Sic transit gloria mundi
How doth the busy bee
Dum vivimus vivamus
I stay my enemy!
Last night, I had the most peculiar of nightmares.
I woke up this morning in a cold sweat after having a dream involving rallying around my family with a pocket full of shells. I was holed up in a small bar located in what felt like the Deep South, but looked like it was nestled in the midst of the Mojave Desert.
Armed with an old Winchester rifle, I was organizing the defense of a town from a group of religious fanatics who wanted to kill me.
Coincidence or Prescience?
After being roused from my disturbing dream, I could not fall back to sleep, so I checked my email.
What I found was shocking.
For the first time in history, Standard & Poor’s lowered America’s credit rating from AAA to AA+, and warned that a further downgrade to AA was possible.
The agency argued:
“The downgrade reflects our opinion that the fiscal consolidation plan that Congress and the Administration recently agreed to falls short of what, in our view, would be necessary to stabilize the government’s medium-term debt dynamics.”
The agency further maintained:
“The outlook on the long-term rating is negative.
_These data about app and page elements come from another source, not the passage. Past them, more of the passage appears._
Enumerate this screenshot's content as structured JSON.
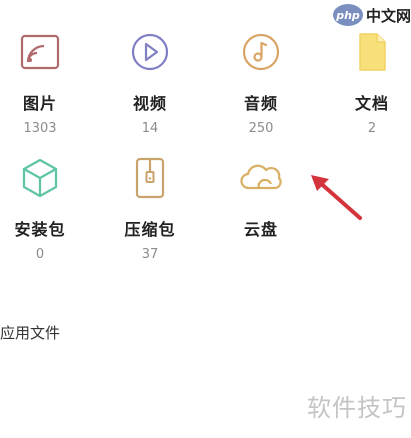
{
  "watermark": {
    "site_logo": "php",
    "site_name": "中文网",
    "bottom_text": "软件技巧"
  },
  "categories": [
    {
      "label": "图片",
      "count": "1303",
      "icon": "image-icon",
      "color": "#b06a6a"
    },
    {
      "label": "视频",
      "count": "14",
      "icon": "video-play-icon",
      "color": "#7f7fc4"
    },
    {
      "label": "音频",
      "count": "250",
      "icon": "music-note-icon",
      "color": "#d9a464"
    },
    {
      "label": "文档",
      "count": "2",
      "icon": "document-icon",
      "color": "#f2d263"
    },
    {
      "label": "安装包",
      "count": "0",
      "icon": "package-cube-icon",
      "color": "#5fc4a6"
    },
    {
      "label": "压缩包",
      "count": "37",
      "icon": "zip-archive-icon",
      "color": "#c8a36b"
    },
    {
      "label": "云盘",
      "count": "",
      "icon": "cloud-icon",
      "color": "#d9b062"
    }
  ],
  "section": {
    "title": "应用文件"
  },
  "annotation": {
    "arrow_color": "#d4343c"
  }
}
We could lower the long-term rating to ‘AA’ within the next two years if we see that less reduction in spending than agreed to, higher interest rates, or new fiscal pressures during the period result in a higher general government debt trajectory than we currently assume in our base case.”
It turns out that a failure to raise additional revenue, cut entitlement spending, and the general instability of America’s political process drove the downgrade.
In other words, the wing nuts of both parties are putting the country’s financial stability at risk.
While some my argue that this downgrade is largely symbolic, I disagree.
There is a reason S&P announced its decision on a Friday afternoon, after market close.
For the first time in history, U.S. Treasuries are no longer deemed risk free investments.
A lower credit rating implies higher credit yields, because investors will demand a higher return on a riskier asset. As Treasury yields rise, so too will other interest rates ranging from borrowing costs for corporate debt to mortgage rates. Higher interest rates increase borrowing costs, and thereby reduce business investment, and make financing a house less affordable. To sell a home, prices will have to come down further to accommodate higher mortgage rates.
The bottom line is that a downgrade increases the probability that the country will experience a double dip recession.
Furthermore, the U.S. debt rating has been stable for so long, that a change in its status will increase global uncertainty. For instance, in business school, professors teach students to use the 5 or 10-year Treasury rate as the so-called “risk free rate” when valuing companies via the capital asset pricing model (CAPM). Now that U.S. Treasuries are no longer risk free, how does one value an asset without using U.S. Treasuries as the risk free rate? I suppose one should now be using the yield on Canadian, or Australian sovereign debt.
Either way, the glory and prestige of American power is starting to fade.
All Shall Fade
And so passes the glory of America.